#### Work task:
Would you please return the data below verbatim, without its pictures?

#### Supplied records:

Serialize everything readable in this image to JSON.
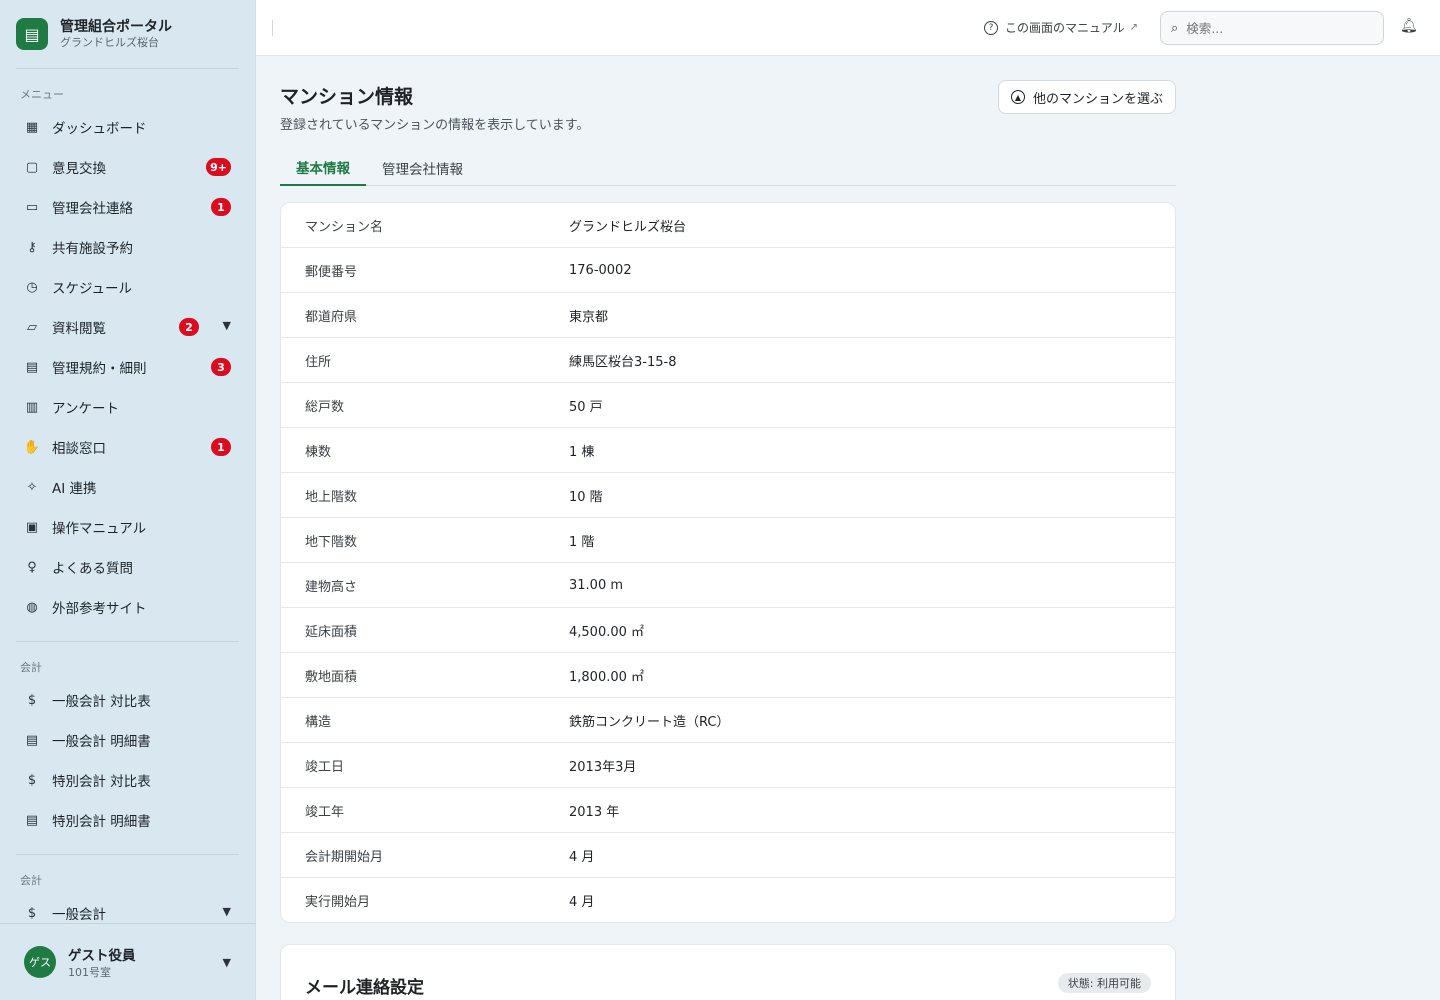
{
  "brand": {
    "title": "管理組合ポータル",
    "subtitle": "グランドヒルズ桜台"
  },
  "sidebar": {
    "menu_label": "メニュー",
    "items": [
      {
        "label": "ダッシュボード",
        "icon": "dashboard-icon",
        "glyph": "▦"
      },
      {
        "label": "意見交換",
        "icon": "chat-icon",
        "glyph": "▢",
        "badge": "9+"
      },
      {
        "label": "管理会社連絡",
        "icon": "briefcase-icon",
        "glyph": "▭",
        "badge": "1"
      },
      {
        "label": "共有施設予約",
        "icon": "key-icon",
        "glyph": "⚷"
      },
      {
        "label": "スケジュール",
        "icon": "calendar-icon",
        "glyph": "◷"
      },
      {
        "label": "資料閲覧",
        "icon": "folder-icon",
        "glyph": "▱",
        "badge": "2",
        "expand": true
      },
      {
        "label": "管理規約・細則",
        "icon": "book-icon",
        "glyph": "▤",
        "badge": "3"
      },
      {
        "label": "アンケート",
        "icon": "clipboard-icon",
        "glyph": "▥"
      },
      {
        "label": "相談窓口",
        "icon": "hand-icon",
        "glyph": "✋",
        "badge": "1"
      },
      {
        "label": "AI 連携",
        "icon": "sparkle-icon",
        "glyph": "✧"
      },
      {
        "label": "操作マニュアル",
        "icon": "manual-icon",
        "glyph": "▣"
      },
      {
        "label": "よくある質問",
        "icon": "lightbulb-icon",
        "glyph": "♀"
      },
      {
        "label": "外部参考サイト",
        "icon": "globe-icon",
        "glyph": "◍"
      }
    ],
    "accounting_label": "会計",
    "accounting_items": [
      {
        "label": "一般会計 対比表",
        "icon": "dollar-icon",
        "glyph": "$"
      },
      {
        "label": "一般会計 明細書",
        "icon": "document-icon",
        "glyph": "▤"
      },
      {
        "label": "特別会計 対比表",
        "icon": "dollar-icon",
        "glyph": "$"
      },
      {
        "label": "特別会計 明細書",
        "icon": "document-icon",
        "glyph": "▤"
      }
    ],
    "accounting2_label": "会計",
    "accounting2_items": [
      {
        "label": "一般会計",
        "icon": "dollar-icon",
        "glyph": "$",
        "expand": true
      }
    ]
  },
  "user": {
    "avatar": "ゲス",
    "name": "ゲスト役員",
    "room": "101号室"
  },
  "header": {
    "manual_label": "この画面のマニュアル",
    "search_placeholder": "検索..."
  },
  "page": {
    "title": "マンション情報",
    "description": "登録されているマンションの情報を表示しています。",
    "select_button": "他のマンションを選ぶ",
    "tabs": [
      "基本情報",
      "管理会社情報"
    ]
  },
  "info_rows": [
    {
      "key": "マンション名",
      "value": "グランドヒルズ桜台"
    },
    {
      "key": "郵便番号",
      "value": "176-0002"
    },
    {
      "key": "都道府県",
      "value": "東京都"
    },
    {
      "key": "住所",
      "value": "練馬区桜台3-15-8"
    },
    {
      "key": "総戸数",
      "value": "50 戸"
    },
    {
      "key": "棟数",
      "value": "1 棟"
    },
    {
      "key": "地上階数",
      "value": "10 階"
    },
    {
      "key": "地下階数",
      "value": "1 階"
    },
    {
      "key": "建物高さ",
      "value": "31.00 m"
    },
    {
      "key": "延床面積",
      "value": "4,500.00 ㎡"
    },
    {
      "key": "敷地面積",
      "value": "1,800.00 ㎡"
    },
    {
      "key": "構造",
      "value": "鉄筋コンクリート造（RC）"
    },
    {
      "key": "竣工日",
      "value": "2013年3月"
    },
    {
      "key": "竣工年",
      "value": "2013 年"
    },
    {
      "key": "会計期開始月",
      "value": "4 月"
    },
    {
      "key": "実行開始月",
      "value": "4 月"
    }
  ],
  "mail_section": {
    "title": "メール連絡設定",
    "status": "状態: 利用可能"
  }
}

#### Written reply:
Serialize everything readable in this image to JSON.
{
  "brand": {
    "title": "管理組合ポータル",
    "subtitle": "グランドヒルズ桜台"
  },
  "sidebar": {
    "menu_label": "メニュー",
    "items": [
      {
        "label": "ダッシュボード",
        "icon": "dashboard-icon",
        "glyph": "▦"
      },
      {
        "label": "意見交換",
        "icon": "chat-icon",
        "glyph": "▢",
        "badge": "9+"
      },
      {
        "label": "管理会社連絡",
        "icon": "briefcase-icon",
        "glyph": "▭",
        "badge": "1"
      },
      {
        "label": "共有施設予約",
        "icon": "key-icon",
        "glyph": "⚷"
      },
      {
        "label": "スケジュール",
        "icon": "calendar-icon",
        "glyph": "◷"
      },
      {
        "label": "資料閲覧",
        "icon": "folder-icon",
        "glyph": "▱",
        "badge": "2",
        "expand": true
      },
      {
        "label": "管理規約・細則",
        "icon": "book-icon",
        "glyph": "▤",
        "badge": "3"
      },
      {
        "label": "アンケート",
        "icon": "clipboard-icon",
        "glyph": "▥"
      },
      {
        "label": "相談窓口",
        "icon": "hand-icon",
        "glyph": "✋",
        "badge": "1"
      },
      {
        "label": "AI 連携",
        "icon": "sparkle-icon",
        "glyph": "✧"
      },
      {
        "label": "操作マニュアル",
        "icon": "manual-icon",
        "glyph": "▣"
      },
      {
        "label": "よくある質問",
        "icon": "lightbulb-icon",
        "glyph": "♀"
      },
      {
        "label": "外部参考サイト",
        "icon": "globe-icon",
        "glyph": "◍"
      }
    ],
    "accounting_label": "会計",
    "accounting_items": [
      {
        "label": "一般会計 対比表",
        "icon": "dollar-icon",
        "glyph": "$"
      },
      {
        "label": "一般会計 明細書",
        "icon": "document-icon",
        "glyph": "▤"
      },
      {
        "label": "特別会計 対比表",
        "icon": "dollar-icon",
        "glyph": "$"
      },
      {
        "label": "特別会計 明細書",
        "icon": "document-icon",
        "glyph": "▤"
      }
    ],
    "accounting2_label": "会計",
    "accounting2_items": [
      {
        "label": "一般会計",
        "icon": "dollar-icon",
        "glyph": "$",
        "expand": true
      }
    ]
  },
  "user": {
    "avatar": "ゲス",
    "name": "ゲスト役員",
    "room": "101号室"
  },
  "header": {
    "manual_label": "この画面のマニュアル",
    "search_placeholder": "検索..."
  },
  "page": {
    "title": "マンション情報",
    "description": "登録されているマンションの情報を表示しています。",
    "select_button": "他のマンションを選ぶ",
    "tabs": [
      "基本情報",
      "管理会社情報"
    ]
  },
  "info_rows": [
    {
      "key": "マンション名",
      "value": "グランドヒルズ桜台"
    },
    {
      "key": "郵便番号",
      "value": "176-0002"
    },
    {
      "key": "都道府県",
      "value": "東京都"
    },
    {
      "key": "住所",
      "value": "練馬区桜台3-15-8"
    },
    {
      "key": "総戸数",
      "value": "50 戸"
    },
    {
      "key": "棟数",
      "value": "1 棟"
    },
    {
      "key": "地上階数",
      "value": "10 階"
    },
    {
      "key": "地下階数",
      "value": "1 階"
    },
    {
      "key": "建物高さ",
      "value": "31.00 m"
    },
    {
      "key": "延床面積",
      "value": "4,500.00 ㎡"
    },
    {
      "key": "敷地面積",
      "value": "1,800.00 ㎡"
    },
    {
      "key": "構造",
      "value": "鉄筋コンクリート造（RC）"
    },
    {
      "key": "竣工日",
      "value": "2013年3月"
    },
    {
      "key": "竣工年",
      "value": "2013 年"
    },
    {
      "key": "会計期開始月",
      "value": "4 月"
    },
    {
      "key": "実行開始月",
      "value": "4 月"
    }
  ],
  "mail_section": {
    "title": "メール連絡設定",
    "status": "状態: 利用可能"
  }
}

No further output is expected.